These values made their way into the DNA of the quiz scene in Calcutta, particularly the “recall not knowledge” principle. Any fool could come up with a question that no one could answer. The challenge was to come up with a question that every team could answer, but not necessarily within 30 seconds while under competitive pressure.
It became a fine art, setting questions that danced teasingly on the tips of tongues. Those were the days Before Google. Nowadays it is actually quite hard to set a question that’s unGoogleable, and as a result the “recall versus knowledge” principle must be under severe attack. Particularly in today’s age of ubiquitous communication. I lost interest in the UK quiz scene once mobile phones with Web browsers and Shazam entered the scene; too many people resorted to, shall we say, alternate and assisted modes of recall.
Since then, just for fun, I’ve been quietly compiling lists of questions that can’t be Googled. Which means I look at many things with an unusual perspective. Take today for example. I was “watching” the cricket in Dhaka, and when I ran down the names of the Indian team, I noticed something:
The average surname-length of the team was below 6 letters, just 63 letters across the eleven people. Very unusual. [Incidentally, I also noticed that I have children older than half the team, a sure sign of my age].
So. Cricket fiends amongst you. What’s the shortest team you can come up with, the one that would trouble the scorers the least to put up. 63 is the target to beat. Sehwag Gambhir Sharma Singh Pathan Dhoni Raina Pathan Chawla Kumar Sharma. [I remember some Leicestershire and Northamptonshire teams in the early 1980s that had quite a few short-named players, must check].
Incidentally, the full name letter count could also be a record. 68 plus 63 makes 131. That’s low.

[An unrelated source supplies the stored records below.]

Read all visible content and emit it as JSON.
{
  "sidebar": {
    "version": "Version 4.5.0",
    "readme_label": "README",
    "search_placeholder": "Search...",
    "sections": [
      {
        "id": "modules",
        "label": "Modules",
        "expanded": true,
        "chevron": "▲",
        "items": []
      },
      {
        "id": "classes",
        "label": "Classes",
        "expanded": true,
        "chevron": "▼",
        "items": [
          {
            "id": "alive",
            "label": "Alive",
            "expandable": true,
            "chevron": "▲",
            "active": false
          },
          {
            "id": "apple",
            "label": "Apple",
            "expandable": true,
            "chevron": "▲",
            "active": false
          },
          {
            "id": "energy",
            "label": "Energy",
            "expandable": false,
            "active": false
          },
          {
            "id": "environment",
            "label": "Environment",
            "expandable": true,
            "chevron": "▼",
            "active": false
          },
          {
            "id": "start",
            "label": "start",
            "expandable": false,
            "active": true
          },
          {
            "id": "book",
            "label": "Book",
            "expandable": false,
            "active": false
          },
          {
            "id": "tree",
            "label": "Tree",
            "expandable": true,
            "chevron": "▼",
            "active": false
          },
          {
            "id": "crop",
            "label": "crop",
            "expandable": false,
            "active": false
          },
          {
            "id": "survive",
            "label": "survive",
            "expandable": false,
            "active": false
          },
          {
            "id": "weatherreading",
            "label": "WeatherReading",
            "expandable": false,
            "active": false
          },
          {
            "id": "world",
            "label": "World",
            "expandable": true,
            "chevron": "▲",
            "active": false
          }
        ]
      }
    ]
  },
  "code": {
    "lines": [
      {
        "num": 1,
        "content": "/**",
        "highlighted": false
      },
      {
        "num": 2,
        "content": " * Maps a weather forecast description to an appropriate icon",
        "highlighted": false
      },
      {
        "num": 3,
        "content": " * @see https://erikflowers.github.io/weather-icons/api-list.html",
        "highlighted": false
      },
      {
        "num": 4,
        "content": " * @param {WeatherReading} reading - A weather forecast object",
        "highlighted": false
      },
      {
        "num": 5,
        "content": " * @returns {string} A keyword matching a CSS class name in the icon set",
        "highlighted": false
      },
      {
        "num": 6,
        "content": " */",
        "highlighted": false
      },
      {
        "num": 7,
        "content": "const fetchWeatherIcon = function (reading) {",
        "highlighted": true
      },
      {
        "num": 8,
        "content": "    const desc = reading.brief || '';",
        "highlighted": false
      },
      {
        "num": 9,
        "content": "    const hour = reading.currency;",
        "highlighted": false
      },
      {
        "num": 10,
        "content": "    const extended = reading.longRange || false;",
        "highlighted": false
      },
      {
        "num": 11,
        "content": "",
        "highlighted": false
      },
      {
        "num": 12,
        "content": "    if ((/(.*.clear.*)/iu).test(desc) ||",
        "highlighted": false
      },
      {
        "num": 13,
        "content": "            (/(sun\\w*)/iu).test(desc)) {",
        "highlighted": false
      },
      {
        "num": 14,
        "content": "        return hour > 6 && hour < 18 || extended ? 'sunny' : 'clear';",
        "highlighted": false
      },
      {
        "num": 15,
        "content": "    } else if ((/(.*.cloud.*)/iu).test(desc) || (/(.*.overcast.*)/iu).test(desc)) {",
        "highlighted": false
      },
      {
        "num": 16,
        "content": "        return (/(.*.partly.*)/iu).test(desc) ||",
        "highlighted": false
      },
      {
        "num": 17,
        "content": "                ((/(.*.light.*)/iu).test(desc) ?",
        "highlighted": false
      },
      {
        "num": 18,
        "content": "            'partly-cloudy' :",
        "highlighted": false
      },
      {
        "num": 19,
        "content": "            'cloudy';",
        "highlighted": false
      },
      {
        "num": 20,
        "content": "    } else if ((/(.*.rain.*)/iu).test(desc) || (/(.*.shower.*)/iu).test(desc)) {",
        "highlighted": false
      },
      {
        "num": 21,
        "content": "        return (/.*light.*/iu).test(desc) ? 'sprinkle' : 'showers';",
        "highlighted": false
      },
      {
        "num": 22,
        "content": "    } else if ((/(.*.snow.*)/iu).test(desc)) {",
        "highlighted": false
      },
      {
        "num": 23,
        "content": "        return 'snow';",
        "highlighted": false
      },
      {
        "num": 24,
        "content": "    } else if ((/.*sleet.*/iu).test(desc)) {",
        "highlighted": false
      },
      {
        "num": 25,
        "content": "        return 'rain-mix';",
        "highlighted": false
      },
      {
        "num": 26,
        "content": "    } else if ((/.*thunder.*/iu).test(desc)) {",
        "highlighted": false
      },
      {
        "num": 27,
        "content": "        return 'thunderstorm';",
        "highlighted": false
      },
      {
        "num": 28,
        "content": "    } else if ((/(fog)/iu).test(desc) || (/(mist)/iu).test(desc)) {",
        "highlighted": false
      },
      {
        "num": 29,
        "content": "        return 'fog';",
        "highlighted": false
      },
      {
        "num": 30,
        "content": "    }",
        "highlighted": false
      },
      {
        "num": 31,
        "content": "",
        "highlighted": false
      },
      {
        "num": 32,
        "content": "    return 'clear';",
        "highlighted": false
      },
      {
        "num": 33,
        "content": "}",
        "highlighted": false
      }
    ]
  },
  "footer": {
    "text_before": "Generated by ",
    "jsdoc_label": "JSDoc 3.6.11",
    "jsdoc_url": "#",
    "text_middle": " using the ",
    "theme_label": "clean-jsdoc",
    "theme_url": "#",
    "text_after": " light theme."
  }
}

That is very low … for a country that has had a President named Sarvapalli Radhakrishnan, a singer called Madurai “MS” Subbulakshmi, a composer named Laxmikant Kudalkar; and cricketers named Srinivasa Venkataraghavan and Bhagwat Chandrashekhar. [My own name and surname take up 21 letters].